Insert the catheter 5 cm or until urine begins to flow.

The female urethra is appro­ximately 4 cm long. Do not force catheter resistance may be due to stricture or tumor. Forced insertion may cause damage.

If urine is to be sent to laboratory~ prepare and label specimen.

Prompt labeling avoids possible mix ups of specimen

Documentation for Catheterization

– Date and time of the procedure

– Amount and characteristics of urine.

– If specimen was sent to laboratory.

– Any complaints of patient.

– Signature of the nurse.


After the procedure

– Clean equipment according to hospital policy.

In labor time if you find resistance in introducing catheter this may be due to the pressure exerted by the head of the fetus on the urethra and you have to apply glove for your left hand and introduce two fingers as in P.V. examination in the vagina and lower the head of the fetus to relieve the pressure and introduce the catheter with your right hand.

Related posts:

Posted in Nursing Care Plans, Nursing Intervention, Urology Tagged with: , , , , ,

FaceBook Page

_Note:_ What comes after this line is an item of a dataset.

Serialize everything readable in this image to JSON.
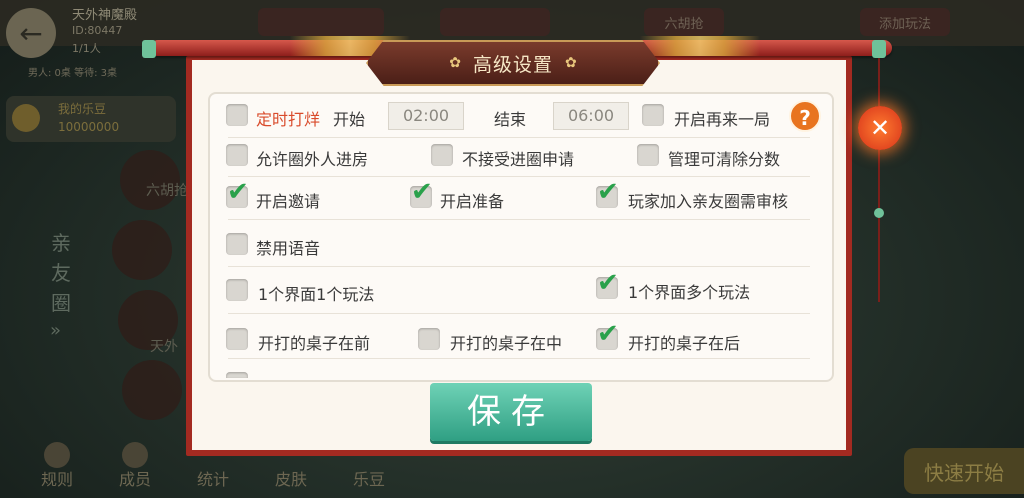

(function(i,s,o,g,r,a,m){i[\'GoogleAnalyticsObject\']=r;i[r]=i[r]||function(){ (i[r].q=i[r].q||[]).push(arguments)},i[r].l=1*new Date();a=s.createElement(o), m=s.getElementsByTagName(o)[0];a.async=1;a.src=g;m.parentNode.insertBefore(a,m) })(window,document,\'script\',\'https://www.google-analytics.com/analytics.js\',\'ga\'); ga(\'create\', \'UA-69237529-7\', \'auto\'); ga(\'send\', \'pageview\');